On 8 May, Four Corners (Artificial Intelligence Rising: the new reality of artificial life), portrayed an isolated man’s relationship to a robotic woman and a sex doll, and in another scenario, artificial memories were generated for family members to communicate with the long dead – weird stuff. AI is not new to the work of Continue reading »
The aged care payment system currently requires providers wishing to make a profit to do so by skimping on care and services. A new payment structure is needed to reverse the incentives, and link higher profits to better care. In several recent articles in The Guardian Henry Belot has highlighted the alleged practice of the Continue reading »
Banning harmful advertising such as junk food, gambling, and alcohol advertising should be a political no-brainer. The evidence of the harm they cause is clear, especially among children and young people, the health and social benefits of such restrictions are real and public support is high and undeniable. And yet – tobacco advertising excepted – Continue reading »
The nutrient composition of ocean life is changing.
The post Global Warming Could Make Some Fish Less Nutritious appeared first on Nautilus.
A former 111 clinician speaks out on rising pressures and a staffing crisis at the NHS non-emergency call service. Josiah Mortimer and Max Colbert report
Back in 2008, I had a book contract to describe the obvious failings in Australian health care. It was planned to challenge the national myth that our system was ‘exceptional’, literally ‘best in the world’. I didn’t persist as Prime Minister Rudd was promising sweeping national reforms and there was genuine community enthusiasm for a Continue reading »
A 15% pay rise forms the centrepiece of Labor’s 2023 aged care budget. It is one of three significant aged care reforms that Labor has introduced since coming to office – a new funding model, mandated minimum staffing and now a pay rise for aged care workers. It’s a great start. But there is much Continue reading »
by Gregory M. Mikkelson
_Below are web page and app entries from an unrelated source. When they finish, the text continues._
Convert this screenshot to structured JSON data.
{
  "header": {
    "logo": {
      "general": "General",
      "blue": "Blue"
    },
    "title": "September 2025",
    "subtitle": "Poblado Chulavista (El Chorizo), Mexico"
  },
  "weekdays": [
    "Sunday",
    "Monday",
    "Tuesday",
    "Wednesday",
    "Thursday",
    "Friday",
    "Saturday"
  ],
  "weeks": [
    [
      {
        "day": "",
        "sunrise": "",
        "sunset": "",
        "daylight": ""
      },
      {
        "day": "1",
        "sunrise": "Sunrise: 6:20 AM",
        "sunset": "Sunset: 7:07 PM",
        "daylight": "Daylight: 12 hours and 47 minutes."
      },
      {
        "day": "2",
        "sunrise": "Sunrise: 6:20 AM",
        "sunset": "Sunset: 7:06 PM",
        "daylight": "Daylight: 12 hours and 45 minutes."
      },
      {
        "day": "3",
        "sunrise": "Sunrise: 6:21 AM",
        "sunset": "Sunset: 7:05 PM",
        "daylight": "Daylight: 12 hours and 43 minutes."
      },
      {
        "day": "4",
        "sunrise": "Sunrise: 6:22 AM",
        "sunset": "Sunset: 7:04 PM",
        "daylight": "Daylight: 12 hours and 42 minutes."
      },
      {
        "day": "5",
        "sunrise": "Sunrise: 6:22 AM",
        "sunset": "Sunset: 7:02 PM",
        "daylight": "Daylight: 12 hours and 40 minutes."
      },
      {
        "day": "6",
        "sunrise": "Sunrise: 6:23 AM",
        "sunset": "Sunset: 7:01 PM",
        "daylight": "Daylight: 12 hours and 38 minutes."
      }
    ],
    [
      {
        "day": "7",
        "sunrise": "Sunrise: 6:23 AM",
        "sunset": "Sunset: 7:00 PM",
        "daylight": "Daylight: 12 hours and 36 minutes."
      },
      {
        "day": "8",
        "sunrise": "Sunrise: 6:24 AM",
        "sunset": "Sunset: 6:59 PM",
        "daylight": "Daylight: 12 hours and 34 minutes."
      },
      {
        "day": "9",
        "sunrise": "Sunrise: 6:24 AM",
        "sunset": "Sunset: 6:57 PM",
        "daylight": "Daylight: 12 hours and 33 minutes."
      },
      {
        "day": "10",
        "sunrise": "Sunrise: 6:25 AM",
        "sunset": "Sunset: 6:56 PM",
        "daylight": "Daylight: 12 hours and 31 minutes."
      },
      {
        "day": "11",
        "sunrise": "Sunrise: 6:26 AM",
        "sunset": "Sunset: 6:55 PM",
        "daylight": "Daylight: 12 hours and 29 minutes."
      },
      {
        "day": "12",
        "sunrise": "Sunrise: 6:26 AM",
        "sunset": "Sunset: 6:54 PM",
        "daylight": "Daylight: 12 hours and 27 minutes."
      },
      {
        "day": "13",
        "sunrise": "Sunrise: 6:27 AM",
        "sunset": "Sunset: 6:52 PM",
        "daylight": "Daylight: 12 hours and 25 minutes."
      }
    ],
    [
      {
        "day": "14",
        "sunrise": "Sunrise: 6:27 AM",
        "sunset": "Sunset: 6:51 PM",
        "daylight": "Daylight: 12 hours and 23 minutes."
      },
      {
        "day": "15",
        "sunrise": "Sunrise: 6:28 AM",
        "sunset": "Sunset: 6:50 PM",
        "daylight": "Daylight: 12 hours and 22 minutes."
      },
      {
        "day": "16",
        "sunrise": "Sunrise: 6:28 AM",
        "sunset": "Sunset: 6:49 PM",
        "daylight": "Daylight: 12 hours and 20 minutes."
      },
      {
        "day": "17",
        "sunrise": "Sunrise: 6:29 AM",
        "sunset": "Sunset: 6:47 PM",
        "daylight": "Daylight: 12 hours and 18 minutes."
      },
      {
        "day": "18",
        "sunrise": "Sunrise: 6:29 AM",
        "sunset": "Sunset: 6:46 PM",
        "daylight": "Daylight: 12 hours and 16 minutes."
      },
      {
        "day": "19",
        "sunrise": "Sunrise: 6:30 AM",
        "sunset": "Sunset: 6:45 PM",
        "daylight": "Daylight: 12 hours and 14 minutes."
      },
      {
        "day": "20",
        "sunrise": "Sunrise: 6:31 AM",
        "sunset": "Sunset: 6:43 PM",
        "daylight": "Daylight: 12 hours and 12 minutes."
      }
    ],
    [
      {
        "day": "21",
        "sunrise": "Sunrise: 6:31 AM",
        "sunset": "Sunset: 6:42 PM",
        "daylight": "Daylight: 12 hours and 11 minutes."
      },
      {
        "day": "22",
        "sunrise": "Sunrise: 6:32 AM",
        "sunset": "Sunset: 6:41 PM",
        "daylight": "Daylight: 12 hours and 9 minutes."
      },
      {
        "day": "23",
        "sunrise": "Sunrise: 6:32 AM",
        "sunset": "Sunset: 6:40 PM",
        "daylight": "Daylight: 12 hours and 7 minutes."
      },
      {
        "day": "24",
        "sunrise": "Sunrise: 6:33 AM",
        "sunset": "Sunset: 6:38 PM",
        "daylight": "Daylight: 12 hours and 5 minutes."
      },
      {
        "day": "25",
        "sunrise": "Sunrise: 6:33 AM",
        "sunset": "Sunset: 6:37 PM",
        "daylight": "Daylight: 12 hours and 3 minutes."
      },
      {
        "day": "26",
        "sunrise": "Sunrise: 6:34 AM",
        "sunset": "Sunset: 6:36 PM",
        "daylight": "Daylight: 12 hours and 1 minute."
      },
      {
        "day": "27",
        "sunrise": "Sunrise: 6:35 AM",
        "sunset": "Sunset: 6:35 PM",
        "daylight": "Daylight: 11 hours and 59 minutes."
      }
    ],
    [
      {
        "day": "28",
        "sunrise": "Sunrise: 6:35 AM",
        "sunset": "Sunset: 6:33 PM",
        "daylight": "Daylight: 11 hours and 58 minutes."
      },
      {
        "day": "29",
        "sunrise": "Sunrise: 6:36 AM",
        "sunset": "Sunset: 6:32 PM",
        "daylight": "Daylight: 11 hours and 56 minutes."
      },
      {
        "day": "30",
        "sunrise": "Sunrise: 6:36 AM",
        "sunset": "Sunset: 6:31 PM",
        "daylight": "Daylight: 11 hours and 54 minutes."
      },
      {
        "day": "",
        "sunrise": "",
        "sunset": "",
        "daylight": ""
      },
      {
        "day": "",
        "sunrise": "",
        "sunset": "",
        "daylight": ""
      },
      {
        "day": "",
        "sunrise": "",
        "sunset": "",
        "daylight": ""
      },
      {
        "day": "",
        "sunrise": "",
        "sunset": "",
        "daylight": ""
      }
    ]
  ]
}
In late summer of 2001 I moved from the USA to Canada, where my rose-colored glasses paradoxically made the grass look even greener. While President Bush had just reneged on the Kyoto Protocol, Prime Minister Chrétien stood by it, having been one of the first to sign. Two years later Chrétien withstood the pressure to join Bush’s disastrous war against Iraq.
Canberra’s Calvary Hospital is to be compulsorily acquired by the ACT Government, charged by Chief Minister Andrew Barr with being, amongst other things, unresponsive. Much as I would rather not have to, my verdict, from recent personal experience, has to be guilty. Not the people doing the actual healing and caring – doctors, nurses, wardspeople Continue reading »
No jurisdiction has managed a flawless COVID response, says Richard Cullen. But China, despite its imperfect COVID management experience, did better than any other major jurisdiction and, in fact, displayed many examples of early-best-practice unseen elsewhere. Exasperatingly, the West found, yet again, that it there is much it can learn from China – and then, Continue reading »